The news outlet reported that the brakes could potentially wear out faster, and in some cases part of the front brake assembly could come loose and the brakes could fail. Rear brakes are often smaller than front brakes because of the force of a moving vehicle, and shifting weights put a greater load on front brakes.
The recall reportedly covers 8,208 vehicles manufactured for the U.S. between January 29 and March 31, 2014. Most of the vehicles are still in dealer stock, according to USA Today, which reported that only 1,694 are in owners’ hands. Some vehicles are also in Canada and Mexico.
This is the latest GM recall—earlier this year, the company recalled 2.6 million small cars with faulty ignition switches. That recall has been linked to 12 deaths and 31 crashes in the U.S.
What Should I Do If I Am Injured in a Recalled GM Vehicle?

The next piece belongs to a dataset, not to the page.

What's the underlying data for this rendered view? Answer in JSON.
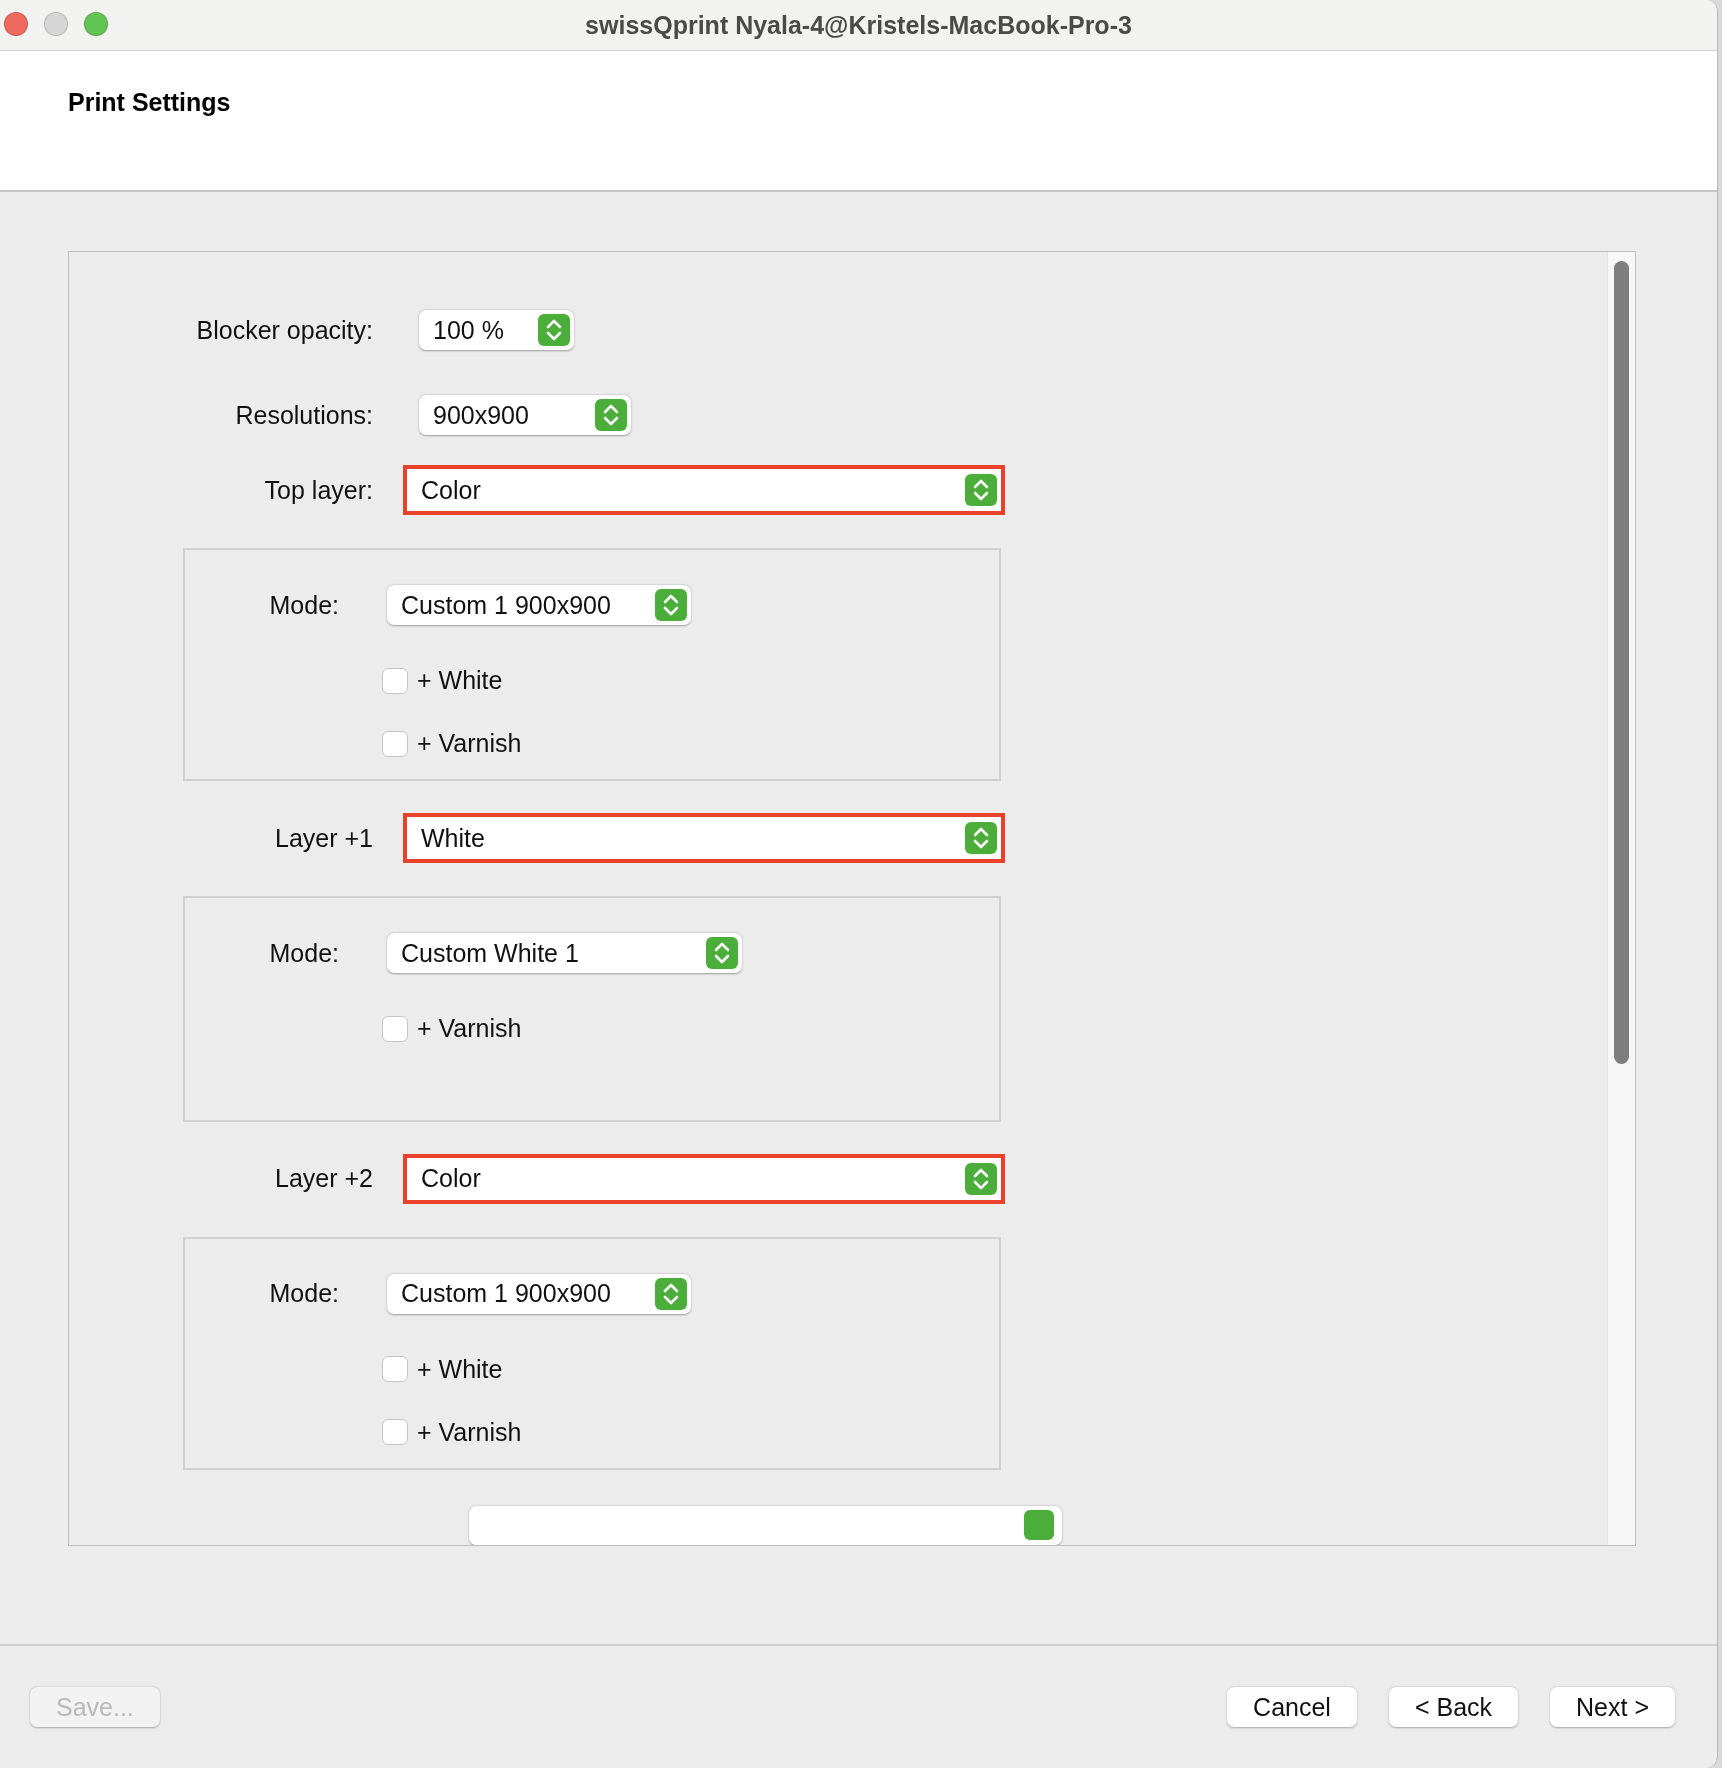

It is scary to think that GM is placing people at risk for brake failure because of its negligence. In addition to death, car accidents resulting from defective parts can result in injuries like spinal cord injury, traumatic brain injury (TBI) or broken bones.

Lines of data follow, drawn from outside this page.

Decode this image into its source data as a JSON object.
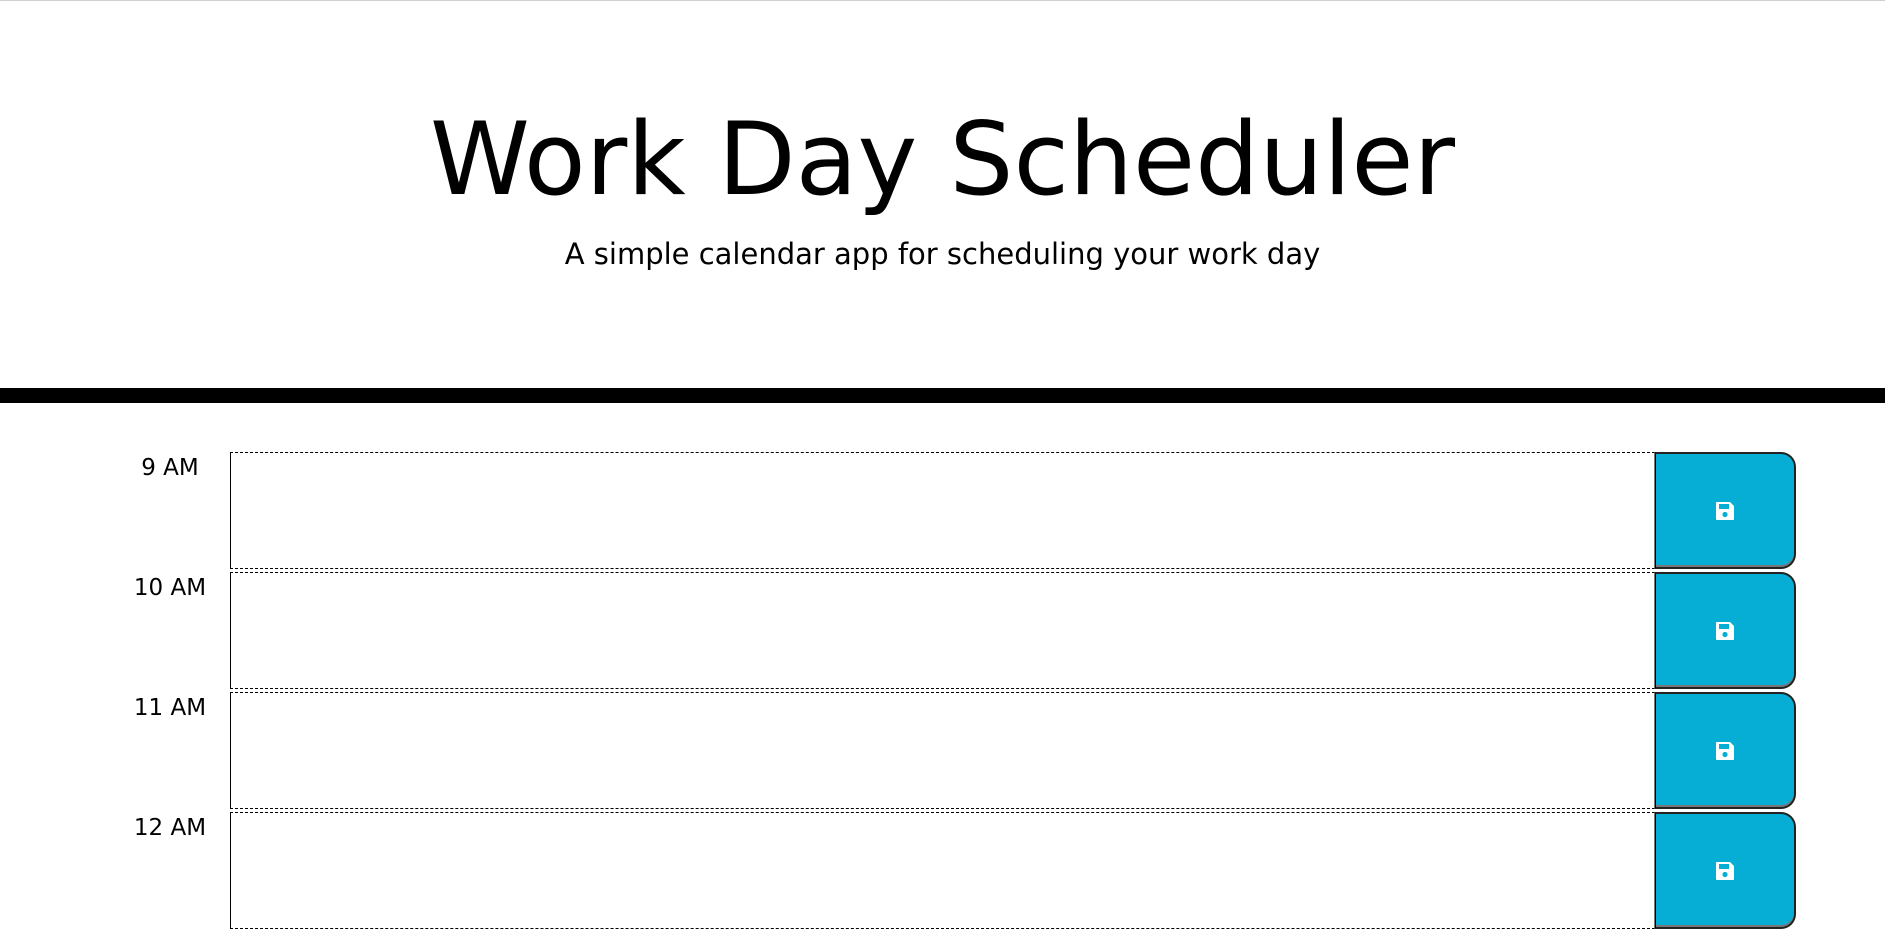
{
  "header": {
    "title": "Work Day Scheduler",
    "subtitle": "A simple calendar app for scheduling your work day"
  },
  "colors": {
    "save_button": "#06aed5",
    "header_bar": "#000000"
  },
  "timeblocks": [
    {
      "hour": "9 AM",
      "description": "",
      "save_icon": "floppy-disk-icon"
    },
    {
      "hour": "10 AM",
      "description": "",
      "save_icon": "floppy-disk-icon"
    },
    {
      "hour": "11 AM",
      "description": "",
      "save_icon": "floppy-disk-icon"
    },
    {
      "hour": "12 AM",
      "description": "",
      "save_icon": "floppy-disk-icon"
    }
  ]
}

Remember, if you or a loved one are injured in an accident involving a recalled vehicle, you can hold the automobile manufacturer liable by filing a personal injury lawsuit. For more information, you can contact Nashville injury lawyer Stanley A. Davis.

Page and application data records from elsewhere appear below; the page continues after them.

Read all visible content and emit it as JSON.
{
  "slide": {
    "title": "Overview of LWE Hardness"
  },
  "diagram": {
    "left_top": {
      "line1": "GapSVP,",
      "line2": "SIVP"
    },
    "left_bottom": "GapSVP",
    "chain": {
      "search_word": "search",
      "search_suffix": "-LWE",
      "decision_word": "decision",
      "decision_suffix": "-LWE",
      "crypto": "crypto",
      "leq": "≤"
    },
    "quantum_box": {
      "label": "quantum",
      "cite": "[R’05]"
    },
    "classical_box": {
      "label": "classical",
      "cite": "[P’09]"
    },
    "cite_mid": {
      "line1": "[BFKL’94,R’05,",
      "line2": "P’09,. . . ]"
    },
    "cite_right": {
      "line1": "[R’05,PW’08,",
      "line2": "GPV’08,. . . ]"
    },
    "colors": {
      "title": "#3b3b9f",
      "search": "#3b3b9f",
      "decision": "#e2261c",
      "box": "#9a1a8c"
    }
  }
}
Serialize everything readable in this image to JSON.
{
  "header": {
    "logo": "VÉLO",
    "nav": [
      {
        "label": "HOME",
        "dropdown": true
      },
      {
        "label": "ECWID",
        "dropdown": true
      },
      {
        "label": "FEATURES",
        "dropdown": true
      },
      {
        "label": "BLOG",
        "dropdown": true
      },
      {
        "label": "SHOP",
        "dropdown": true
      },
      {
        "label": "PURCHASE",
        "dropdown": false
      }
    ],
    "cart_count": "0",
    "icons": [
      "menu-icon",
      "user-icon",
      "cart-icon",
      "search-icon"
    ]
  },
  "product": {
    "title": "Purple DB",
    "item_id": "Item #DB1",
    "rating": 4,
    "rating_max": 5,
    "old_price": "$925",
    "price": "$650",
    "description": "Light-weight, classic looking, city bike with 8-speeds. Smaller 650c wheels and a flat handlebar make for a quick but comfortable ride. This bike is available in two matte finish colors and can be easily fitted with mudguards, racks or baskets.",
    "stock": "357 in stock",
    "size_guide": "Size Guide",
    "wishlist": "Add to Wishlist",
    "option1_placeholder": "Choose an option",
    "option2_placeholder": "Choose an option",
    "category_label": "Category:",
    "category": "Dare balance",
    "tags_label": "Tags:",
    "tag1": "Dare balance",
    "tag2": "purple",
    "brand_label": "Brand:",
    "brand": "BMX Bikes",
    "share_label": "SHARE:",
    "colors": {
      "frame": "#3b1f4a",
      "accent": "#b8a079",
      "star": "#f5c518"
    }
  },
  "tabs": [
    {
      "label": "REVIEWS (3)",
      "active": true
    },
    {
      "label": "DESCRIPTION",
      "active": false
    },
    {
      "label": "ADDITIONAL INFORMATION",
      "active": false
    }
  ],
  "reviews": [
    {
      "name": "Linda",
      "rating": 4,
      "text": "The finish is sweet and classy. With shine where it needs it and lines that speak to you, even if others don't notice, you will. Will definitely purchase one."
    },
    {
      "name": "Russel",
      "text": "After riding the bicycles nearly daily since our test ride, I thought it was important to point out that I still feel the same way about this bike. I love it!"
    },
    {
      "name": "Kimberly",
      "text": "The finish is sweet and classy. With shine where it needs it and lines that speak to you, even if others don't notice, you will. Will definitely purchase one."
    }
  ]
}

“Humble yourselves in the sight of the Lord, and he shall lift you up.” – James 4:10